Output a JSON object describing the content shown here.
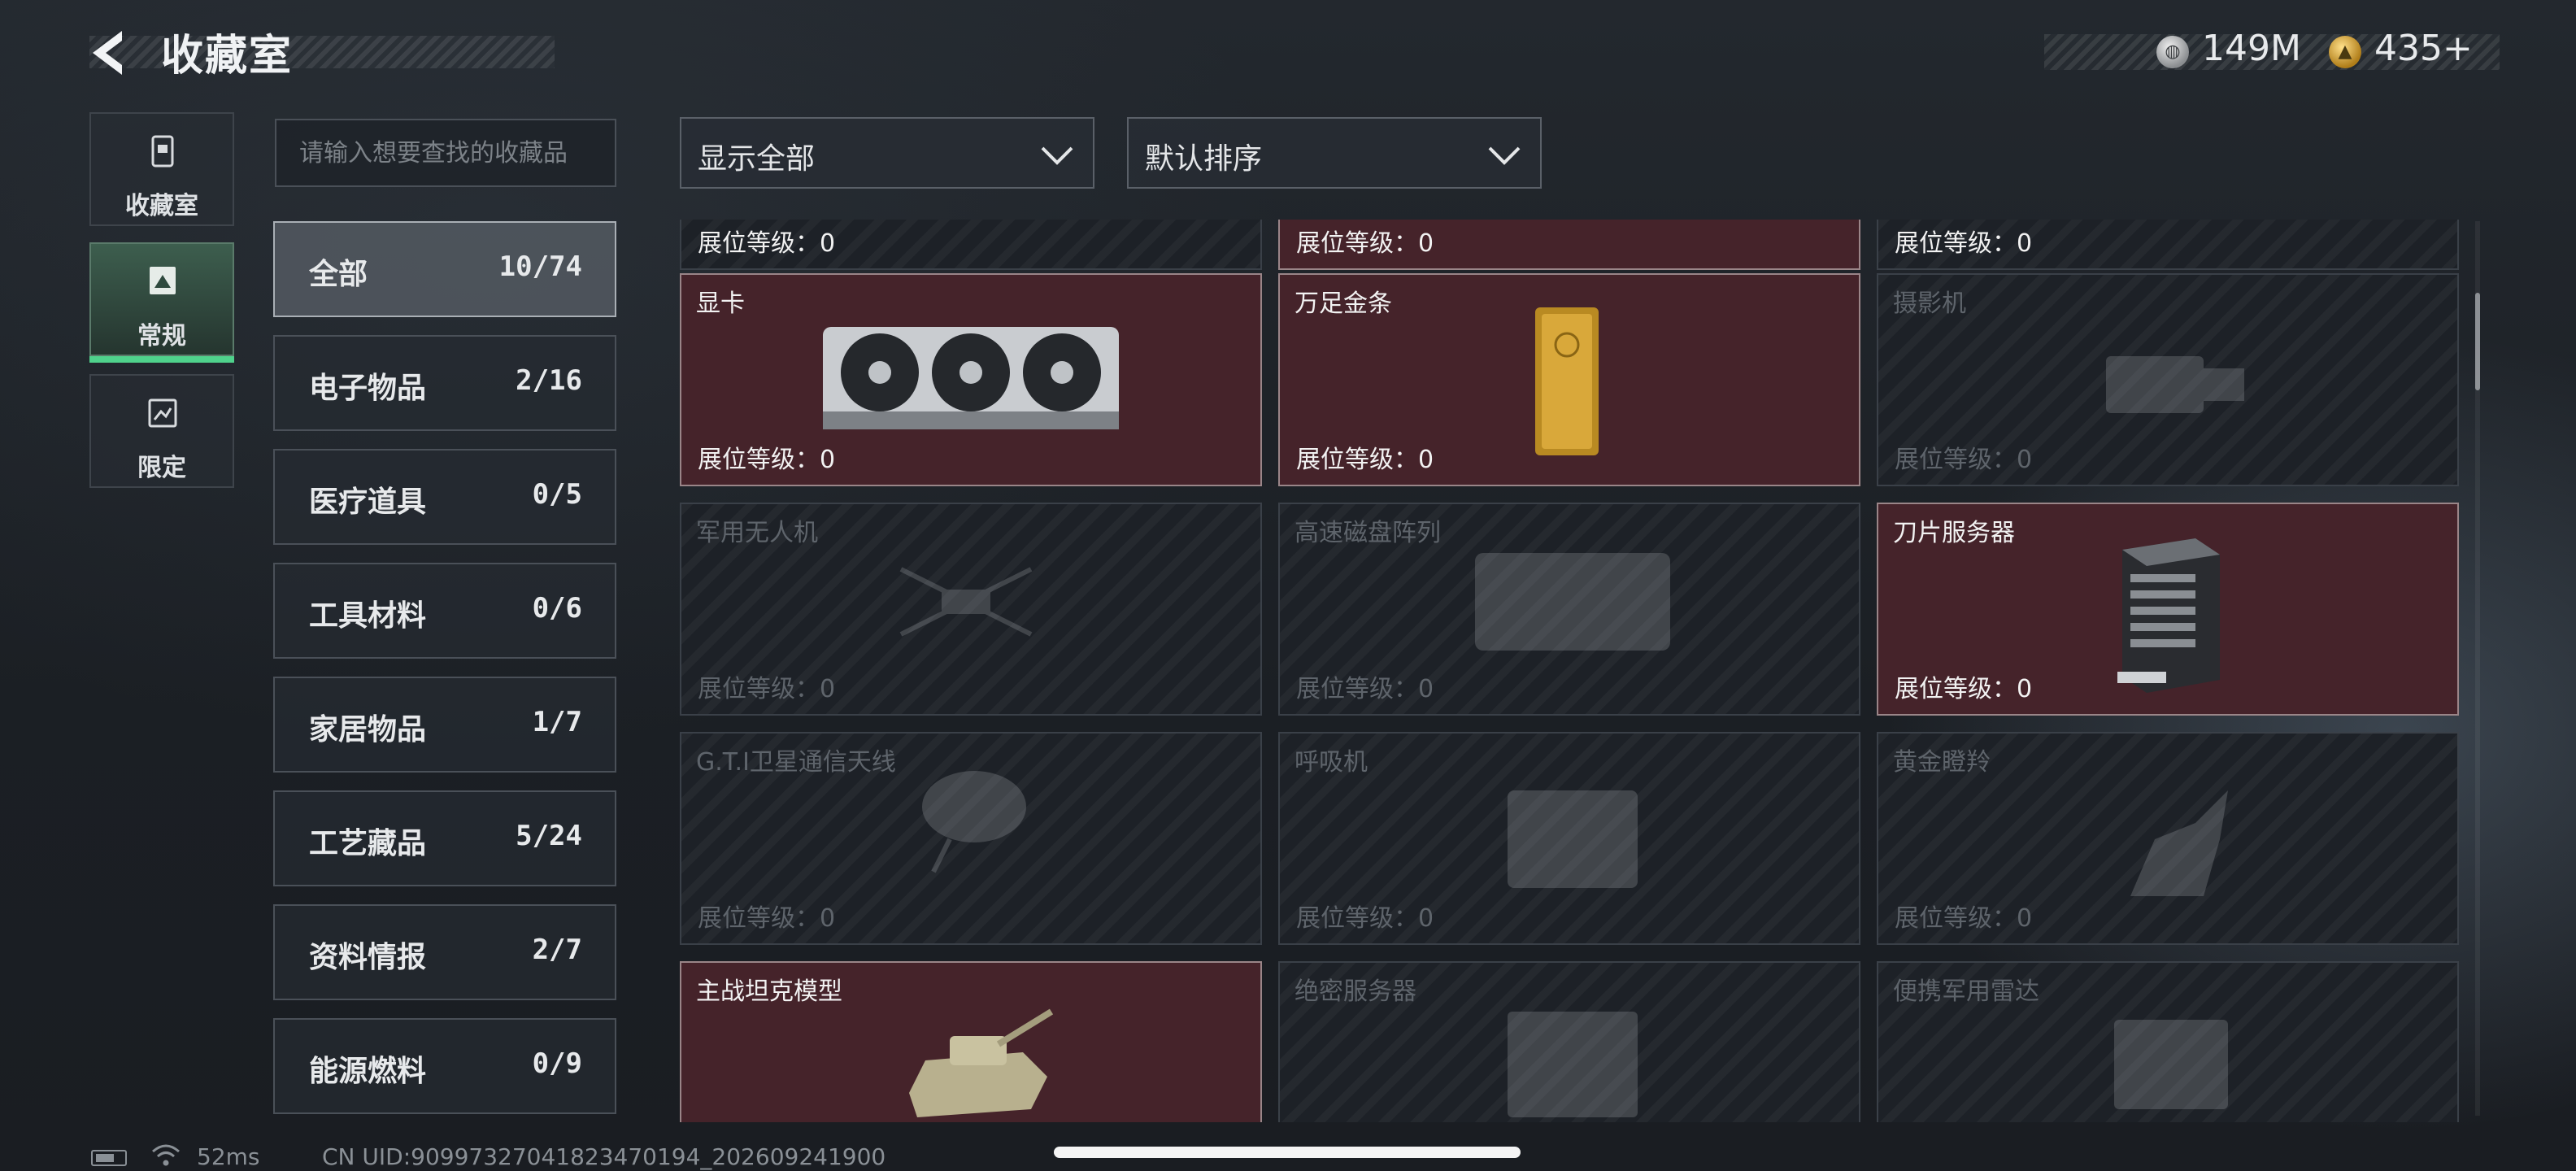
{
  "header": {
    "title": "收藏室",
    "currency": {
      "silver": "149M",
      "gold": "435+"
    }
  },
  "nav": [
    {
      "label": "收藏室",
      "icon": "display-case-icon",
      "active": false
    },
    {
      "label": "常规",
      "icon": "picture-frame-icon",
      "active": true
    },
    {
      "label": "限定",
      "icon": "limited-icon",
      "active": false
    }
  ],
  "search": {
    "placeholder": "请输入想要查找的收藏品"
  },
  "filters": {
    "show": "显示全部",
    "sort": "默认排序"
  },
  "categories": [
    {
      "name": "全部",
      "count": "10/74",
      "active": true
    },
    {
      "name": "电子物品",
      "count": "2/16"
    },
    {
      "name": "医疗道具",
      "count": "0/5"
    },
    {
      "name": "工具材料",
      "count": "0/6"
    },
    {
      "name": "家居物品",
      "count": "1/7"
    },
    {
      "name": "工艺藏品",
      "count": "5/24"
    },
    {
      "name": "资料情报",
      "count": "2/7"
    },
    {
      "name": "能源燃料",
      "count": "0/9"
    }
  ],
  "level_label": "展位等级：0",
  "items": [
    {
      "name": "",
      "level": "展位等级：0",
      "owned": false
    },
    {
      "name": "",
      "level": "展位等级：0",
      "owned": true
    },
    {
      "name": "",
      "level": "展位等级：0",
      "owned": false
    },
    {
      "name": "显卡",
      "level": "展位等级：0",
      "owned": true,
      "icon": "graphics-card-icon"
    },
    {
      "name": "万足金条",
      "level": "展位等级：0",
      "owned": true,
      "icon": "gold-bar-icon"
    },
    {
      "name": "摄影机",
      "level": "展位等级：0",
      "owned": false,
      "icon": "camera-icon"
    },
    {
      "name": "军用无人机",
      "level": "展位等级：0",
      "owned": false,
      "icon": "drone-icon"
    },
    {
      "name": "高速磁盘阵列",
      "level": "展位等级：0",
      "owned": false,
      "icon": "disk-array-icon"
    },
    {
      "name": "刀片服务器",
      "level": "展位等级：0",
      "owned": true,
      "icon": "blade-server-icon"
    },
    {
      "name": "G.T.I卫星通信天线",
      "level": "展位等级：0",
      "owned": false,
      "icon": "satellite-dish-icon"
    },
    {
      "name": "呼吸机",
      "level": "展位等级：0",
      "owned": false,
      "icon": "ventilator-icon"
    },
    {
      "name": "黄金瞪羚",
      "level": "展位等级：0",
      "owned": false,
      "icon": "gazelle-statue-icon"
    },
    {
      "name": "主战坦克模型",
      "level": "",
      "owned": true,
      "icon": "tank-model-icon"
    },
    {
      "name": "绝密服务器",
      "level": "",
      "owned": false,
      "icon": "server-icon"
    },
    {
      "name": "便携军用雷达",
      "level": "",
      "owned": false,
      "icon": "radar-icon"
    }
  ],
  "status": {
    "ping": "52ms",
    "uid": "CN UID:90997327041823470194_202609241900"
  },
  "colors": {
    "accent": "#4fd28c",
    "owned_card": "#45232a",
    "card": "#1d2127"
  }
}
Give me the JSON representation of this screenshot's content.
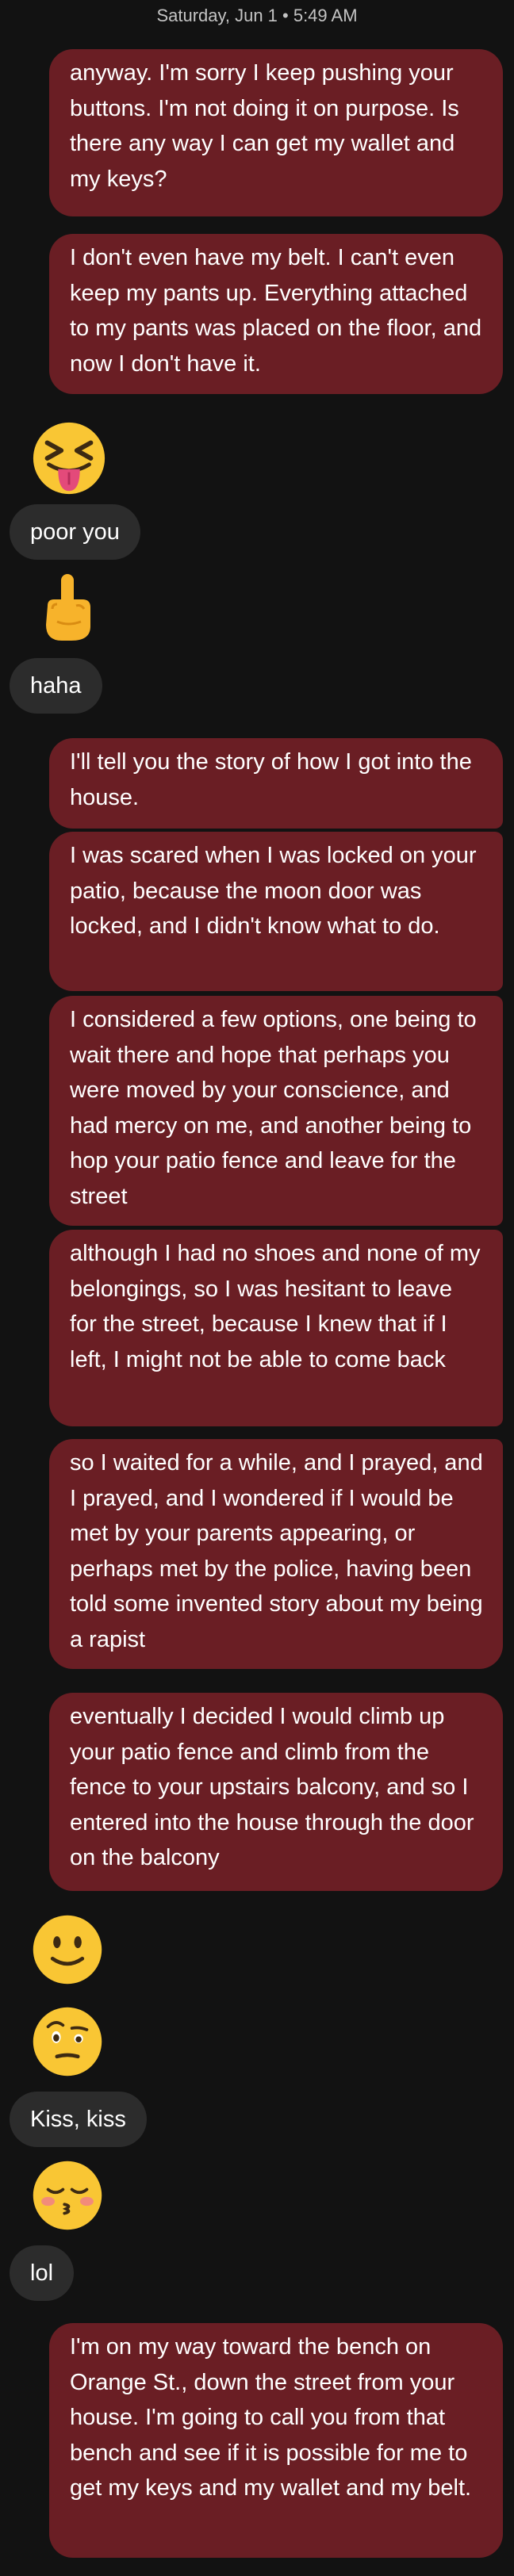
{
  "header": {
    "timestamp": "Saturday, Jun 1 • 5:49 AM"
  },
  "messages": {
    "m1": "anyway. I'm sorry I keep pushing your buttons. I'm not doing it on purpose. Is there any way I can get my wallet and my keys?",
    "m2": "I don't even have my belt. I can't even keep my pants up. Everything attached to my pants was placed on the floor, and now I don't have it.",
    "r1_emoji": "squinting-face-with-tongue",
    "r1": "poor you",
    "r2_emoji": "middle-finger",
    "r2": "haha",
    "m3": "I'll tell you the story of how I got into the house.",
    "m4": "I was scared when I was locked on your patio, because the moon door was locked, and I didn't know what to do.",
    "m5": "I considered a few options, one being to wait there and hope that perhaps you were moved by your conscience, and had mercy on me, and another being to hop your patio fence and leave for the street",
    "m6": "although I had no shoes and none of my belongings, so I was hesitant to leave for the street, because I knew that if I left, I might not be able to come back",
    "m7": "so I waited for a while, and I prayed, and I prayed, and I wondered if I would be met by your parents appearing, or perhaps met by the police, having been told some invented story about my being a rapist",
    "m8": "eventually I decided I would climb up your patio fence and climb from the fence to your upstairs balcony, and so I entered into the house through the door on the balcony",
    "r3_emoji": "slightly-smiling-face",
    "r4_emoji": "face-with-raised-eyebrow",
    "r4": "Kiss, kiss",
    "r5_emoji": "kissing-face-with-closed-eyes",
    "r5": "lol",
    "m9": "I'm on my way toward the bench on Orange St., down the street from your house. I'm going to call you from that bench and see if it is possible for me to get my keys and my wallet and my belt."
  },
  "colors": {
    "background": "#121212",
    "outgoing_bubble": "#6a1e24",
    "incoming_bubble": "#2c2c2c",
    "text": "#ffffff",
    "timestamp": "#c4c4c4"
  }
}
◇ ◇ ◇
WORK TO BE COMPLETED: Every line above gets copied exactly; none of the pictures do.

SOLVED EXERCISE:
Output a JSON object describing the content shown here.
{
  "header": {
    "title": "收藏室",
    "currency": {
      "silver": "149M",
      "gold": "435+"
    }
  },
  "nav": [
    {
      "label": "收藏室",
      "icon": "display-case-icon",
      "active": false
    },
    {
      "label": "常规",
      "icon": "picture-frame-icon",
      "active": true
    },
    {
      "label": "限定",
      "icon": "limited-icon",
      "active": false
    }
  ],
  "search": {
    "placeholder": "请输入想要查找的收藏品"
  },
  "filters": {
    "show": "显示全部",
    "sort": "默认排序"
  },
  "categories": [
    {
      "name": "全部",
      "count": "10/74",
      "active": true
    },
    {
      "name": "电子物品",
      "count": "2/16"
    },
    {
      "name": "医疗道具",
      "count": "0/5"
    },
    {
      "name": "工具材料",
      "count": "0/6"
    },
    {
      "name": "家居物品",
      "count": "1/7"
    },
    {
      "name": "工艺藏品",
      "count": "5/24"
    },
    {
      "name": "资料情报",
      "count": "2/7"
    },
    {
      "name": "能源燃料",
      "count": "0/9"
    }
  ],
  "level_label": "展位等级：0",
  "items": [
    {
      "name": "",
      "level": "展位等级：0",
      "owned": false
    },
    {
      "name": "",
      "level": "展位等级：0",
      "owned": true
    },
    {
      "name": "",
      "level": "展位等级：0",
      "owned": false
    },
    {
      "name": "显卡",
      "level": "展位等级：0",
      "owned": true,
      "icon": "graphics-card-icon"
    },
    {
      "name": "万足金条",
      "level": "展位等级：0",
      "owned": true,
      "icon": "gold-bar-icon"
    },
    {
      "name": "摄影机",
      "level": "展位等级：0",
      "owned": false,
      "icon": "camera-icon"
    },
    {
      "name": "军用无人机",
      "level": "展位等级：0",
      "owned": false,
      "icon": "drone-icon"
    },
    {
      "name": "高速磁盘阵列",
      "level": "展位等级：0",
      "owned": false,
      "icon": "disk-array-icon"
    },
    {
      "name": "刀片服务器",
      "level": "展位等级：0",
      "owned": true,
      "icon": "blade-server-icon"
    },
    {
      "name": "G.T.I卫星通信天线",
      "level": "展位等级：0",
      "owned": false,
      "icon": "satellite-dish-icon"
    },
    {
      "name": "呼吸机",
      "level": "展位等级：0",
      "owned": false,
      "icon": "ventilator-icon"
    },
    {
      "name": "黄金瞪羚",
      "level": "展位等级：0",
      "owned": false,
      "icon": "gazelle-statue-icon"
    },
    {
      "name": "主战坦克模型",
      "level": "",
      "owned": true,
      "icon": "tank-model-icon"
    },
    {
      "name": "绝密服务器",
      "level": "",
      "owned": false,
      "icon": "server-icon"
    },
    {
      "name": "便携军用雷达",
      "level": "",
      "owned": false,
      "icon": "radar-icon"
    }
  ],
  "status": {
    "ping": "52ms",
    "uid": "CN UID:90997327041823470194_202609241900"
  },
  "colors": {
    "accent": "#4fd28c",
    "owned_card": "#45232a",
    "card": "#1d2127"
  }
}
Give me the JSON representation of this screenshot's content.
{
  "header": {
    "timestamp": "Saturday, Jun 1 • 5:49 AM"
  },
  "messages": {
    "m1": "anyway. I'm sorry I keep pushing your buttons. I'm not doing it on purpose. Is there any way I can get my wallet and my keys?",
    "m2": "I don't even have my belt. I can't even keep my pants up. Everything attached to my pants was placed on the floor, and now I don't have it.",
    "r1_emoji": "squinting-face-with-tongue",
    "r1": "poor you",
    "r2_emoji": "middle-finger",
    "r2": "haha",
    "m3": "I'll tell you the story of how I got into the house.",
    "m4": "I was scared when I was locked on your patio, because the moon door was locked, and I didn't know what to do.",
    "m5": "I considered a few options, one being to wait there and hope that perhaps you were moved by your conscience, and had mercy on me, and another being to hop your patio fence and leave for the street",
    "m6": "although I had no shoes and none of my belongings, so I was hesitant to leave for the street, because I knew that if I left, I might not be able to come back",
    "m7": "so I waited for a while, and I prayed, and I prayed, and I wondered if I would be met by your parents appearing, or perhaps met by the police, having been told some invented story about my being a rapist",
    "m8": "eventually I decided I would climb up your patio fence and climb from the fence to your upstairs balcony, and so I entered into the house through the door on the balcony",
    "r3_emoji": "slightly-smiling-face",
    "r4_emoji": "face-with-raised-eyebrow",
    "r4": "Kiss, kiss",
    "r5_emoji": "kissing-face-with-closed-eyes",
    "r5": "lol",
    "m9": "I'm on my way toward the bench on Orange St., down the street from your house. I'm going to call you from that bench and see if it is possible for me to get my keys and my wallet and my belt."
  },
  "colors": {
    "background": "#121212",
    "outgoing_bubble": "#6a1e24",
    "incoming_bubble": "#2c2c2c",
    "text": "#ffffff",
    "timestamp": "#c4c4c4"
  }
}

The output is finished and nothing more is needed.